<<<<

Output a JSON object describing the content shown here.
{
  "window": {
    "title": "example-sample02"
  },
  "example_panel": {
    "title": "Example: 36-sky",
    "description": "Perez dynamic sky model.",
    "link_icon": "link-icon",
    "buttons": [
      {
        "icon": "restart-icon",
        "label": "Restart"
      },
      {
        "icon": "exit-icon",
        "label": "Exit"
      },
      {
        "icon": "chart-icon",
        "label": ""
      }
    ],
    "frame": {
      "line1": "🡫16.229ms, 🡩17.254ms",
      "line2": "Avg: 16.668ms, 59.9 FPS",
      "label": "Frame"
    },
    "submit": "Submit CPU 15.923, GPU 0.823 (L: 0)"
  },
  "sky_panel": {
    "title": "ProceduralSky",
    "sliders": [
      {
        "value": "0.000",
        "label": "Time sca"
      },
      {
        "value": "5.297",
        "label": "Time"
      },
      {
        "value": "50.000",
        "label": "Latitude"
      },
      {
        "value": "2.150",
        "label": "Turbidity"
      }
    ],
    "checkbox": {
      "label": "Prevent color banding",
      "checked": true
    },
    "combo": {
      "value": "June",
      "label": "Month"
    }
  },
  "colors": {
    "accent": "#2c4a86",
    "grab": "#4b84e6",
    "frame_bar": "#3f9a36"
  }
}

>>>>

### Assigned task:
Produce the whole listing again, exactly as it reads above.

### Your response:
Output a JSON object describing the content shown here.
{
  "window": {
    "title": "example-sample02"
  },
  "example_panel": {
    "title": "Example: 36-sky",
    "description": "Perez dynamic sky model.",
    "link_icon": "link-icon",
    "buttons": [
      {
        "icon": "restart-icon",
        "label": "Restart"
      },
      {
        "icon": "exit-icon",
        "label": "Exit"
      },
      {
        "icon": "chart-icon",
        "label": ""
      }
    ],
    "frame": {
      "line1": "🡫16.229ms, 🡩17.254ms",
      "line2": "Avg: 16.668ms, 59.9 FPS",
      "label": "Frame"
    },
    "submit": "Submit CPU 15.923, GPU 0.823 (L: 0)"
  },
  "sky_panel": {
    "title": "ProceduralSky",
    "sliders": [
      {
        "value": "0.000",
        "label": "Time sca"
      },
      {
        "value": "5.297",
        "label": "Time"
      },
      {
        "value": "50.000",
        "label": "Latitude"
      },
      {
        "value": "2.150",
        "label": "Turbidity"
      }
    ],
    "checkbox": {
      "label": "Prevent color banding",
      "checked": true
    },
    "combo": {
      "value": "June",
      "label": "Month"
    }
  },
  "colors": {
    "accent": "#2c4a86",
    "grab": "#4b84e6",
    "frame_bar": "#3f9a36"
  }
}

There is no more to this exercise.